Wilson looped his arm back around House's waist, digging his fingers against his hip, and they walked out slowly, warmed by the smiles of semi-acquaintances and laughing quietly at the scowling nurse Wilson said had been hitting on him for the past month. They both pretended they didn't notice the muttering that started in their wake, nor the "ugh," of a middle-aged woman who pushed past them, three children in tow.

They rode home in House's car quietly. The sun had gone down already and the lights of the town sparkled off the windscreen from the shops and bars along the sidewalk. Wilson fidgeted in his seat, eyes darting to look out the window every few seconds. Only a few other cars passed them on the road, too late for commuter traffic and too early for people to be heading out for dinner. Wilson's hands clenched around the fabric of his pants.

"Everything ok?" House asked.

"It seems like forever since I was outside anywhere but the hospital gardens."

"I'll take you for a walk tomorrow, get you re-socialised," House smirked.

Wilson laughed softly and hit House on the arm. "I'm not a dog, you know."

"Does that mean you won't be wanting the collar and leash I got you?"

They pulled up in the street outside House's apartment and sat still for a minute, both men nervous about the next move for their own reasons. They were about thirty seconds away from officially living together. House moved first, unclipping his seat belt and pulling the keys from the ignition. He took Wilson's bag out of the back while Wilson went to the door and unlocked it with his own key.

House joined him in the hall, and they stood on either side of the door marked with the letter B. Wilson stepped forward and gingerly laid his lips against House's; his jaw still ached. He let the soft scents and flavours wash over him as their bodies pressed together and House slipped his hand around to rest on the small of Wilson's back, drawing him closer.

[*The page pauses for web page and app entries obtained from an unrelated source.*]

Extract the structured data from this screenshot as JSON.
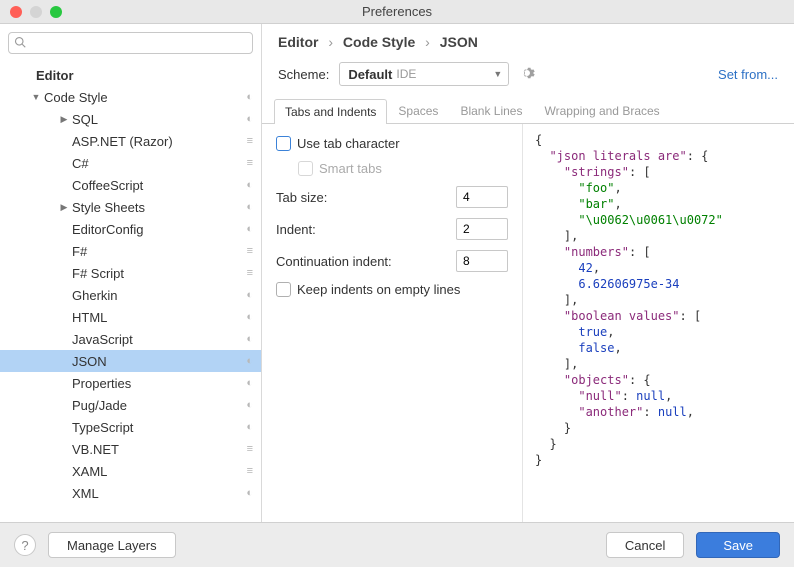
{
  "window": {
    "title": "Preferences"
  },
  "search": {
    "placeholder": ""
  },
  "tree": [
    {
      "label": "Editor",
      "depth": 0,
      "twisty": "none",
      "marker": ""
    },
    {
      "label": "Code Style",
      "depth": 1,
      "twisty": "down",
      "marker": "◐"
    },
    {
      "label": "SQL",
      "depth": 2,
      "twisty": "right",
      "marker": "◐"
    },
    {
      "label": "ASP.NET (Razor)",
      "depth": 2,
      "twisty": "none",
      "marker": "≡"
    },
    {
      "label": "C#",
      "depth": 2,
      "twisty": "none",
      "marker": "≡"
    },
    {
      "label": "CoffeeScript",
      "depth": 2,
      "twisty": "none",
      "marker": "◐"
    },
    {
      "label": "Style Sheets",
      "depth": 2,
      "twisty": "right",
      "marker": "◐"
    },
    {
      "label": "EditorConfig",
      "depth": 2,
      "twisty": "none",
      "marker": "◐"
    },
    {
      "label": "F#",
      "depth": 2,
      "twisty": "none",
      "marker": "≡"
    },
    {
      "label": "F# Script",
      "depth": 2,
      "twisty": "none",
      "marker": "≡"
    },
    {
      "label": "Gherkin",
      "depth": 2,
      "twisty": "none",
      "marker": "◐"
    },
    {
      "label": "HTML",
      "depth": 2,
      "twisty": "none",
      "marker": "◐"
    },
    {
      "label": "JavaScript",
      "depth": 2,
      "twisty": "none",
      "marker": "◐"
    },
    {
      "label": "JSON",
      "depth": 2,
      "twisty": "none",
      "marker": "◐",
      "selected": true
    },
    {
      "label": "Properties",
      "depth": 2,
      "twisty": "none",
      "marker": "◐"
    },
    {
      "label": "Pug/Jade",
      "depth": 2,
      "twisty": "none",
      "marker": "◐"
    },
    {
      "label": "TypeScript",
      "depth": 2,
      "twisty": "none",
      "marker": "◐"
    },
    {
      "label": "VB.NET",
      "depth": 2,
      "twisty": "none",
      "marker": "≡"
    },
    {
      "label": "XAML",
      "depth": 2,
      "twisty": "none",
      "marker": "≡"
    },
    {
      "label": "XML",
      "depth": 2,
      "twisty": "none",
      "marker": "◐"
    }
  ],
  "breadcrumb": {
    "a": "Editor",
    "b": "Code Style",
    "c": "JSON"
  },
  "scheme": {
    "label": "Scheme:",
    "value": "Default",
    "suffix": "IDE",
    "setfrom": "Set from..."
  },
  "tabs": [
    "Tabs and Indents",
    "Spaces",
    "Blank Lines",
    "Wrapping and Braces"
  ],
  "form": {
    "use_tab": "Use tab character",
    "smart_tabs": "Smart tabs",
    "tab_size_label": "Tab size:",
    "tab_size": "4",
    "indent_label": "Indent:",
    "indent": "2",
    "cont_label": "Continuation indent:",
    "cont": "8",
    "keep_indents": "Keep indents on empty lines"
  },
  "preview": {
    "l01": "{",
    "l02a": "  ",
    "l02k": "\"json literals are\"",
    "l02b": ": {",
    "l03a": "    ",
    "l03k": "\"strings\"",
    "l03b": ": [",
    "l04a": "      ",
    "l04s": "\"foo\"",
    "l04b": ",",
    "l05a": "      ",
    "l05s": "\"bar\"",
    "l05b": ",",
    "l06a": "      ",
    "l06s": "\"\\u0062\\u0061\\u0072\"",
    "l07": "    ],",
    "l08a": "    ",
    "l08k": "\"numbers\"",
    "l08b": ": [",
    "l09a": "      ",
    "l09n": "42",
    "l09b": ",",
    "l10a": "      ",
    "l10n": "6.62606975e-34",
    "l11": "    ],",
    "l12a": "    ",
    "l12k": "\"boolean values\"",
    "l12b": ": [",
    "l13a": "      ",
    "l13n": "true",
    "l13b": ",",
    "l14a": "      ",
    "l14n": "false",
    "l14b": ",",
    "l15": "    ],",
    "l16a": "    ",
    "l16k": "\"objects\"",
    "l16b": ": {",
    "l17a": "      ",
    "l17k": "\"null\"",
    "l17b": ": ",
    "l17n": "null",
    "l17c": ",",
    "l18a": "      ",
    "l18k": "\"another\"",
    "l18b": ": ",
    "l18n": "null",
    "l18c": ",",
    "l19": "    }",
    "l20": "  }",
    "l21": "}"
  },
  "footer": {
    "manage": "Manage Layers",
    "cancel": "Cancel",
    "save": "Save"
  }
}
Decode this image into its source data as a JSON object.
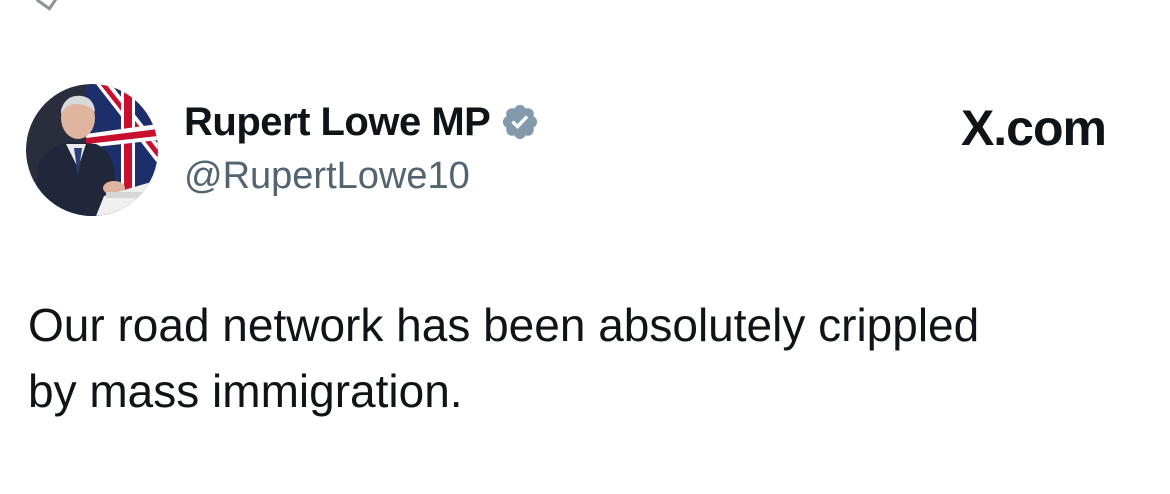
{
  "author": {
    "display_name": "Rupert Lowe MP",
    "handle": "@RupertLowe10",
    "verified": true,
    "avatar_description": "man at podium with flag background"
  },
  "brand": {
    "label": "X.com"
  },
  "tweet": {
    "line1": "Our road network has been absolutely crippled",
    "line2": "by mass immigration."
  },
  "colors": {
    "text_primary": "#0f1419",
    "text_secondary": "#536471",
    "verified_badge": "#829aab",
    "background": "#ffffff"
  },
  "icons": {
    "verified": "verified-badge-icon",
    "avatar": "avatar-photo"
  }
}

The door to apartment A opened and they sprung apart. An old, blue haired woman walked out and smiled at House.

"Good evening, Ida."

"Good evening, boys."

When the main door closed they collapsed against each other in barely stifled peals of laughter. "The misanthropic bastard knows his elderly neighbour's name?"

"Shut up; just be pleased she didn't beat you up with her Zimmer-frame." Still chuckling, foreheads pressed together, House gave Wilson another soft kiss. "Canwe finally get back to my place now?"